"bitter". This was the name of a legendary saint who was said to have sailed across the Atlantic to a paradise. He is especially popular in Galicia and Asturias in Spain.
ANGELICA f English, Italian, Romanian, Literature
Derived from Latin angelicus
, ultimately related to Greek αγγελος (angelos)
meaning "messenger". The poets Boiardo and Ariosto used this name in their Orlando
poems (1495 and 1532), where it belongs to Orlando's love interest. It has been used as a given name since the 18th century.
BASIL (1) m English
From the Greek name Βασιλειος (Basileios)
, which was derived from βασιλευς (basileus)
. Saint Basil the Great was a 4th-century bishop of Caesarea and one of the fathers of the early Christian church. Due to him, the name (in various spellings) has come into general use in the Christian world, being especially popular among Eastern Christians. It was also borne by two Byzantine emperors.
BAYARD m Literature
Derived from Old French baiart
meaning "bay coloured"
. In medieval French poetry Bayard was a bay horse owned by Renaud de Montauban and his brothers. The horse could magically adjust its size to carry multiple riders.
CORIANDER f English (Rare)
From the name of the spice, also called cilantro, which may ultimately be of Phoenician origin (via Latin and Greek).
GINGER f English
From the English word ginger
for the spice or the reddish-brown colour.
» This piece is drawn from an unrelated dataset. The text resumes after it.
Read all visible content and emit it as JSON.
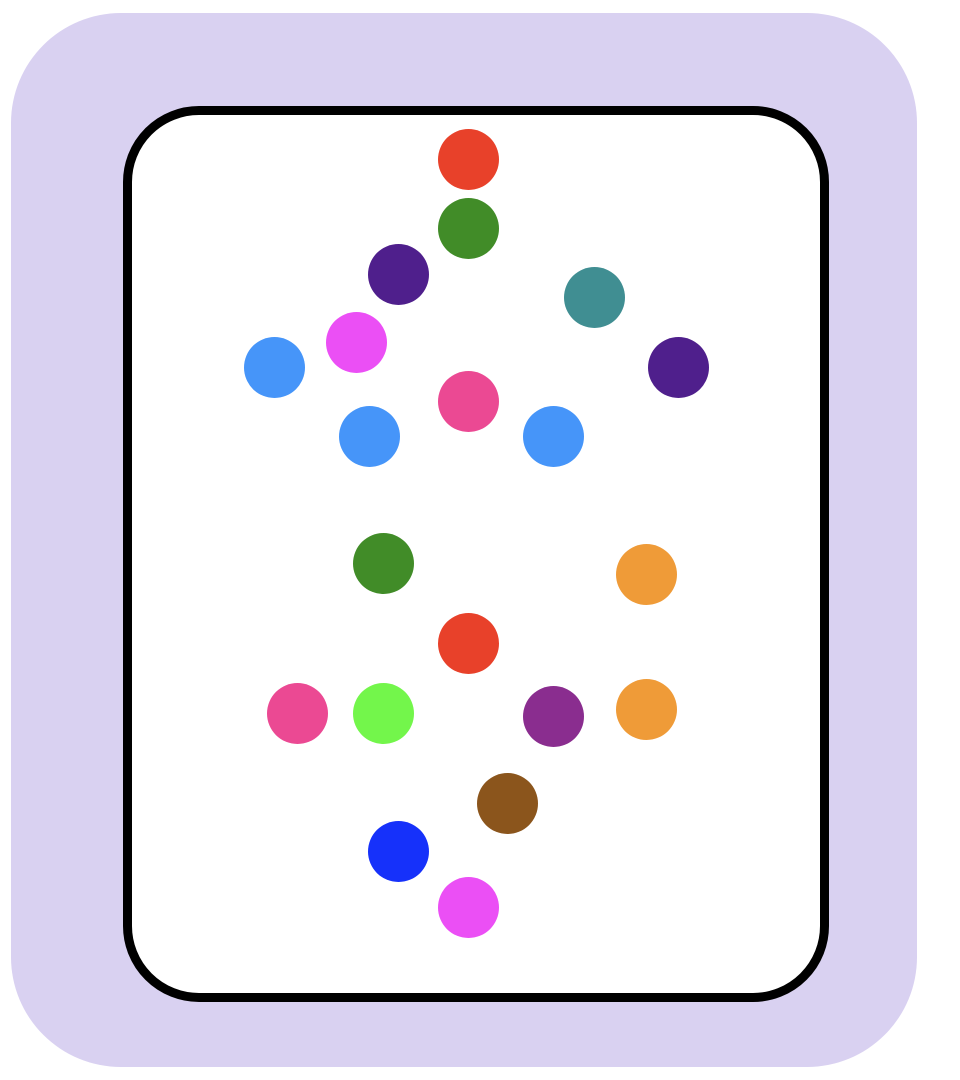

It can also be a diminutive of VIRGINIA
, as in the case of actress and dancer Ginger Rogers (1911-1995), by whom the name was popularized.
ODELL m & f English
From a surname that was originally from an English place name, itself derived from Old English wad
"woad" (a plant that produces a blue dye) and hyll
ROSEMARY f English
Combination of ROSE
. This name can also be given in reference to the herb, which gets its name from Latin ros marinus
meaning "dew of the sea". It came into use as a given name in the 19th century.
RUE f English
From the name of the bitter medicinal herb, ultimately deriving from Greek ‘ρυτη (rhyte)
. This is also sometimes used as a short form of RUTH (1)
SAFFRON f English (Rare)
From the English word that refers either to a spice, the crocus flower from which it is harvested, or the yellow-orange colour of the spice. It is derived via Old French from Arabic زعفران (za'faran)
, itself probably from Persian meaning "gold leaves".
SAGE f & m English (Modern)
From the English word sage
, which denotes either a type of spice or else a wise person.
SORREL f English (Rare)
From the name of the sour tasting plant, which may ultimately derive from Germanic sur